• Whitworth: The Pirates had no trouble whatsoever with visiting Linfield, winning 91-59. Thomas Clouse has the story.
• Preps: The big news from Thursday went a bit unnoticed, as the Rogers girls snapped a 129-game GSL winless streak spanning much of a decade. Greg Lee has a story on the accomplishment. ... Greg also has an advance of the 4A and 3A basketball playoffs, which kickoff tonight. ... We also can pass along girls and boys roundups from Friday night's action.
• Seahawks: Life is beginning to return to normal for Super Bowl MVP Malcolm Smith. ... The Hawks made a roster addition yesterday. ... Bob Condotta is beginning to grade the positions for Seattle and he starts with the quarterbacks.
• Sounders: Speaking of rosters, the Sounders are still tweaking theirs. They added a local guy yesterday and dumped a long-time member of their announcing team. ... Obafemi Martins says he is having fun and Sigi Schmid says a lot of things.

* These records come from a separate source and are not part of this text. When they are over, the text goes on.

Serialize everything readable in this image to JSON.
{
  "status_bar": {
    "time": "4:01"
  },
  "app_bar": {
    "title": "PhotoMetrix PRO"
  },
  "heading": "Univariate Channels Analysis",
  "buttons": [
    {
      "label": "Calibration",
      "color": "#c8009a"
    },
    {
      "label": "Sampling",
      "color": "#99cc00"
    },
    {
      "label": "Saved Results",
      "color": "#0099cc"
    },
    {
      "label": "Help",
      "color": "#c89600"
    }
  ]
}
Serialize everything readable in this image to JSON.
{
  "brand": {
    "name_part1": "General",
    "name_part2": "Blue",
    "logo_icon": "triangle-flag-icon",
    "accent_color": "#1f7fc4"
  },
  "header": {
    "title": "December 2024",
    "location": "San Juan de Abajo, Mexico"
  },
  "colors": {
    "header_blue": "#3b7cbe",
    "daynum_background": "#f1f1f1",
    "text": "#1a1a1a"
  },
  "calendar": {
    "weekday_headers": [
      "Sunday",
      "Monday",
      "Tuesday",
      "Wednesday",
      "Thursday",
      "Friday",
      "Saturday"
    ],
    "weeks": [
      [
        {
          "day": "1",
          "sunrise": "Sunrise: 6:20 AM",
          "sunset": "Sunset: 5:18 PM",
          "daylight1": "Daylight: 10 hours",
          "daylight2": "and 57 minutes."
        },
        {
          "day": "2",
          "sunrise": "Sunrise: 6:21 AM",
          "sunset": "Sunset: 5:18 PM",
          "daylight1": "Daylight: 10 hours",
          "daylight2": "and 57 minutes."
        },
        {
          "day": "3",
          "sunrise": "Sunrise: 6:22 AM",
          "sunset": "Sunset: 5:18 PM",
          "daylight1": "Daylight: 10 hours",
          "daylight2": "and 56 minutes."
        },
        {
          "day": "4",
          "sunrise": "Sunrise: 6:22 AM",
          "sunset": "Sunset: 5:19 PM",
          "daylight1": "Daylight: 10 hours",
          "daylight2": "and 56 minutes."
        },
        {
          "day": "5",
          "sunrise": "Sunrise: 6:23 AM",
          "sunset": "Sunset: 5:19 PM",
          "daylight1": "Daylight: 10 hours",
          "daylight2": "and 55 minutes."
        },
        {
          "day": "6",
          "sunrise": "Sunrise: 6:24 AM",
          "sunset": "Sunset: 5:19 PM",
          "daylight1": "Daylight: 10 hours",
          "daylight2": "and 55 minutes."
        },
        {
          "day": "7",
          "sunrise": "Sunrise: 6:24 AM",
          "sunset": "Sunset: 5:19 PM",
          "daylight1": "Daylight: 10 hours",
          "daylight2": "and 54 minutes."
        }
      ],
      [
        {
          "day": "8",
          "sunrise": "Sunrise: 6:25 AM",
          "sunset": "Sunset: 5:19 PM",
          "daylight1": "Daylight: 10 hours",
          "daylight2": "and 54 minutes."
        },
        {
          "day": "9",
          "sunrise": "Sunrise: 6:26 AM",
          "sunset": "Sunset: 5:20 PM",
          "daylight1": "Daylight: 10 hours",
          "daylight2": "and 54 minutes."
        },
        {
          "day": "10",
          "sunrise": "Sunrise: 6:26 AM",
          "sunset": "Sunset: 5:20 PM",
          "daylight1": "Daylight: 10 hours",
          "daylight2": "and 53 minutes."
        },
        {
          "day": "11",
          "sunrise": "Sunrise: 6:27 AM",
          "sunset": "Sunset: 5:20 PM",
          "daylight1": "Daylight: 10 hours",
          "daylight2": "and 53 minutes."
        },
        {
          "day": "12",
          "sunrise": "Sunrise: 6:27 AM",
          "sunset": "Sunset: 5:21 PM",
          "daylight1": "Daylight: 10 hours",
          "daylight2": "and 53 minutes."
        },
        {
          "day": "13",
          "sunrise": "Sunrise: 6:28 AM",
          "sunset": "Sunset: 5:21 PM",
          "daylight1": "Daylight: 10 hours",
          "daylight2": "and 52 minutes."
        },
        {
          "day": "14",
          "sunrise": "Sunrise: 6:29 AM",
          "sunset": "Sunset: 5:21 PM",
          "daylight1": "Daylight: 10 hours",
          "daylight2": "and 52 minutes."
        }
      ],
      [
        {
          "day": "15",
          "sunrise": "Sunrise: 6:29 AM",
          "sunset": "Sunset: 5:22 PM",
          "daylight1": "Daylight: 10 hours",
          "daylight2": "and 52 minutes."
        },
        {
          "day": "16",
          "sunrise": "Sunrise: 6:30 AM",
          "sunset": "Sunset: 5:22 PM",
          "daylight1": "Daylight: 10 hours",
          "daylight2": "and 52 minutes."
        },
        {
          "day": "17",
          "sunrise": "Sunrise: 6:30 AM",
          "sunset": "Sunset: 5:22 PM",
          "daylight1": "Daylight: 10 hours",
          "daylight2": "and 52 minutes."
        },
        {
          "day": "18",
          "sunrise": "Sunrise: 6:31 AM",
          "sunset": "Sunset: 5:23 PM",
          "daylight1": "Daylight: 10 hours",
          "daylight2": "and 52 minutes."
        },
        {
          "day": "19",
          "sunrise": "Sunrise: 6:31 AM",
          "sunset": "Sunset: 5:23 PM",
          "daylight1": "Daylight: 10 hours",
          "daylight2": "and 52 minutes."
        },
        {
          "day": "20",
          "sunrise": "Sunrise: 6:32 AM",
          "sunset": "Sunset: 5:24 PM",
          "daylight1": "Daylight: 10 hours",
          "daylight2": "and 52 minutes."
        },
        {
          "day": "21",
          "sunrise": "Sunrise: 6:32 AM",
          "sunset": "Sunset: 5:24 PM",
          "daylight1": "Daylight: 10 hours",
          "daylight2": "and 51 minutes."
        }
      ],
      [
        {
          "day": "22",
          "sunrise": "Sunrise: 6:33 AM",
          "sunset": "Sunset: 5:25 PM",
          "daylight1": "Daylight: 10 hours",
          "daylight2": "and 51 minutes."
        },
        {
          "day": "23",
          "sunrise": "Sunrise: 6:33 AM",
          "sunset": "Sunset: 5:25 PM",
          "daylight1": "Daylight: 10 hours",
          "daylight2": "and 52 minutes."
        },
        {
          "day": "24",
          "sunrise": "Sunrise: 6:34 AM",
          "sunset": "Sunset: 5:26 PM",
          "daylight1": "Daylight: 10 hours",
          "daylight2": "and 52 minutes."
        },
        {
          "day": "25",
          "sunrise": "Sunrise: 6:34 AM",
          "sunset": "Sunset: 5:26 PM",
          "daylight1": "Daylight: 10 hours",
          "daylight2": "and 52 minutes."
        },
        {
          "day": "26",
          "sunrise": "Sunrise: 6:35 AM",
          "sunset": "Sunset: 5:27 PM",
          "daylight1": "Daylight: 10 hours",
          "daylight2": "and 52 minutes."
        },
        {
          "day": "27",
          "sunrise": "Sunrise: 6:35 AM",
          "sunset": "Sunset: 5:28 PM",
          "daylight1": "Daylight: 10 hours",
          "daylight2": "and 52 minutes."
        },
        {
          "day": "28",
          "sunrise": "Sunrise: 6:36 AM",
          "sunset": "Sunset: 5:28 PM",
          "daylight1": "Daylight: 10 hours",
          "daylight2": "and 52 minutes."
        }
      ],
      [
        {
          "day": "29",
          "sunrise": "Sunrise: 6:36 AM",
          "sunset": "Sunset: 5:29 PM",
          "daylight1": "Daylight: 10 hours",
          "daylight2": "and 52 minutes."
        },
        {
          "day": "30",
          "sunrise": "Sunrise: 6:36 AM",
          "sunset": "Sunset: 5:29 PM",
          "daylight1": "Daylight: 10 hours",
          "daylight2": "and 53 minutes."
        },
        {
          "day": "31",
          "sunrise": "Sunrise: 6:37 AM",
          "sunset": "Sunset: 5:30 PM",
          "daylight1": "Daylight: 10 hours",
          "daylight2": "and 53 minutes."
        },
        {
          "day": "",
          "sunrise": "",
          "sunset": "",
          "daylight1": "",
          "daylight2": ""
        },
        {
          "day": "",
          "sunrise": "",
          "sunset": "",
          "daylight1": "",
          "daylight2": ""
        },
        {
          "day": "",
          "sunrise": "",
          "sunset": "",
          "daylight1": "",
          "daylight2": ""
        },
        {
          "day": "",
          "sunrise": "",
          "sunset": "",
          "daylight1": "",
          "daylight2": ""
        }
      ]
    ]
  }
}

• That's it for this Saturday. I hope everyone enjoyed their Valentine's Day. We are celebrating tonight. Veteran move. Fewer folks in the restaurants. Fewer folks in the movies. Fewer brownie points. Until later ...